By Lawrence Toppman
Until last weekend, I had two opinions about Christopher James Lees. I formed the first from our interviews long ago; there he was funny, articulate, relaxed and insightful about music. I formed the second from watching him on the podium; there he seemed cautious, anxious to get things right without unbuttoning himself enough to help musicians maximize their potential.
Lees, the Charlotte Symphony Orchestra’s (CSO) resident conductor, changed my mind Saturday night at Knight Theater. He drew forth all the spooky drama of Antonin Dvorak’s “The Noon Witch” and all the drama, humor, struggle and triumph in William Grant Still’s Symphony No. 1, often called the Afro-American Symphony. I haven’t heard him conduct in a while, and I had no idea the musicians would play for him with such vitality and keenness.

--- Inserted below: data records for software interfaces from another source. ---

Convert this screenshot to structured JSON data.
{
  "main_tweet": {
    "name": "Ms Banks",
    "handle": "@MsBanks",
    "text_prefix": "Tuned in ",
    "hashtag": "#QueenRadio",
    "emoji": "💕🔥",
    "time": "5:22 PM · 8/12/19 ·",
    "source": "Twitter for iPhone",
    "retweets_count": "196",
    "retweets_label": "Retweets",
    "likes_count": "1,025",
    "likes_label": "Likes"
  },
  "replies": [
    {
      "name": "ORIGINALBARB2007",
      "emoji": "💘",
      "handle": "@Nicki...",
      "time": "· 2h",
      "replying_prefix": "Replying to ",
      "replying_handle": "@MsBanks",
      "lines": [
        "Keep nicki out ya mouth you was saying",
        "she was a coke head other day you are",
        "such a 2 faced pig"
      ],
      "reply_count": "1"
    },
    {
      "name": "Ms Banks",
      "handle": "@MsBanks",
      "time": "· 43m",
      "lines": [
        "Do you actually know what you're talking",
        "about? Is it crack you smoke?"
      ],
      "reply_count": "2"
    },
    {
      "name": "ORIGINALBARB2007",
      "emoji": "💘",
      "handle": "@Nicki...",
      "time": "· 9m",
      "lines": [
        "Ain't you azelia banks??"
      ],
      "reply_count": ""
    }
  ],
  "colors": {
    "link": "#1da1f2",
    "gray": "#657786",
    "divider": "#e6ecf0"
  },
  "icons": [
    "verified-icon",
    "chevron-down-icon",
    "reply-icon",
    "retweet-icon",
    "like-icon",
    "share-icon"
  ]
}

The program started – for me, at least – with music no conductor could enliven much. I commend the CSO for reviving interest in obscure female composers. (May I suggest Louise Farrenc, who wrote three fine Romantic-era symphonies?) But on the showing of this “Faust” overture, Emilie Mayer has small claim to our attention. The zestful Mendelssohn-like surges and Schumann-esque horns seemed to have nothing to do with the Faust legend, and the piece stayed in memory for exactly the time it took to play it.

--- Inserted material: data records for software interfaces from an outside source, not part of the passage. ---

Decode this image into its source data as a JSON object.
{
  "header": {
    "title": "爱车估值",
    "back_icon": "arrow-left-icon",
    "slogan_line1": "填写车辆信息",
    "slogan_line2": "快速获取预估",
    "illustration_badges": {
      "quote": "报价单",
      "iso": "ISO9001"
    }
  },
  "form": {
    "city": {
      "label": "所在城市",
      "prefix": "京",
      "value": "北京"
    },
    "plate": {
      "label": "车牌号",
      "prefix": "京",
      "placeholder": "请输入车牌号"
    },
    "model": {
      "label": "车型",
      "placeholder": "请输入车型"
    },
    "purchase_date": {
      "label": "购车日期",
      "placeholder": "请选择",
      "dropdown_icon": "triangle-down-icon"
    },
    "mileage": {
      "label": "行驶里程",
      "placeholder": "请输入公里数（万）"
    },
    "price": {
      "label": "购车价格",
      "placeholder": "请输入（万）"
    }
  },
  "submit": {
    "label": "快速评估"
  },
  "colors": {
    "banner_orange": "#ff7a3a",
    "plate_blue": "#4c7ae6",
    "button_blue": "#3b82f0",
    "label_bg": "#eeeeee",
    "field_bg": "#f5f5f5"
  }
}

Then came Chopin’s Piano Concerto No. 2, actually the first of two he wrote. Has a first-rank composer ever orchestrated a concerto more banally? Granted, he wrote it at 19, but its repetitiveness and empty gestures through the 20-minute opening movement made me nod over my notebook time and again.
I came to for the beautiful larghetto, the solo part of which could have been one of Chopin’s sublime nocturnes, then found my attention wandering during the blandly showy final rondo. Pianist Orli Shaham played with the right tenderness, sparkle and virtuosity and made me want to hear her in something substantial.

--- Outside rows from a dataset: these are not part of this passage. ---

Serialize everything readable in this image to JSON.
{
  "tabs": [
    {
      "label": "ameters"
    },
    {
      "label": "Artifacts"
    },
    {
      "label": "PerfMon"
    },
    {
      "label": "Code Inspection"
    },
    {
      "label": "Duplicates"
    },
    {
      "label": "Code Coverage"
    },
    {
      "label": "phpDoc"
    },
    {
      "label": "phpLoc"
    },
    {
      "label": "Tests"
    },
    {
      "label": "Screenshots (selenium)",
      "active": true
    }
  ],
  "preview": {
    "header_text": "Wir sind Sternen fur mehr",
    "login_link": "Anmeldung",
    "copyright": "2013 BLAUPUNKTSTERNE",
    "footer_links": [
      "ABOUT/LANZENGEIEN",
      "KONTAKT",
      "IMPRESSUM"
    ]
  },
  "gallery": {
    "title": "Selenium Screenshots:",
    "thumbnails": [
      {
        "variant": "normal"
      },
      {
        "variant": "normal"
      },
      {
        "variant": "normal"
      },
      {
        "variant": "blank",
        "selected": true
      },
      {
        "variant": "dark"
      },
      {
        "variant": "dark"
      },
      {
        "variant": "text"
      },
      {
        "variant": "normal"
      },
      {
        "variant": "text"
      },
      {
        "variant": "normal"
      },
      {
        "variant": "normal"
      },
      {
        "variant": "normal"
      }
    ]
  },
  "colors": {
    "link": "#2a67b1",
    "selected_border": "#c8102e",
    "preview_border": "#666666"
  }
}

After intermission, Lees prepared us for the wide range of emotions to come. He spoke entertainingly about “The Noon Witch” and Still’s symphony, and we later heard the nuances he’d took us to look for.
Dvorak, an amiable and universally beloved man, wrote symphonic poems about abductions, murder, suicide, the decapitation of a child, etc. “Noon Witch” follows that pattern: An exasperated mother threatens her misbehaving youngster with a visit from the Noon Witch, who does indeed appear to snatch the boy; the mother, frantically trying to protect him, accidentally smothers him herself.
The orchestra rightly played this like horror movie music written in 1896, before feature films existed. The violins created an ominous haze through which Allan Rosenfeld’s bass clarinet slithered, embodying the witch. The all-out climaxes, followed by a mournful resolution, worked as Dvorak meant they should.
Still’s symphony, which premiered in 1930, consists of four movements: longing, sorrow, humor and aspiration. They encapsulate the life of an extraordinary man who had already worked with W.C. Handy’s band, recorded with Fletcher Henderson’s Dance Orchestra, played in the pit for Noble Sissle and Eubie Blake’s Broadway musical “Shuffle Along” and arranged “Yamekraw,” a classical rhapsody composed by Harlem stride pianist James P. Johnson.
Small wonder then, that it opens with a bluesy riff for trumpet, played in sinuous style by Alex Wilborn. Symphony musicians often have difficulties capturing the feel of other kinds of music, even if they can play the notes. Not here. The jazzy riffs, traditional classical gestures, Juba dances (which first appeared in this country in Charleston) and other elements came together smoothly and vivaciously, in a performance that must have won Still new fans.
Pictured: Conductor Christopher James Lees/ courtesy Charlotte Symphony.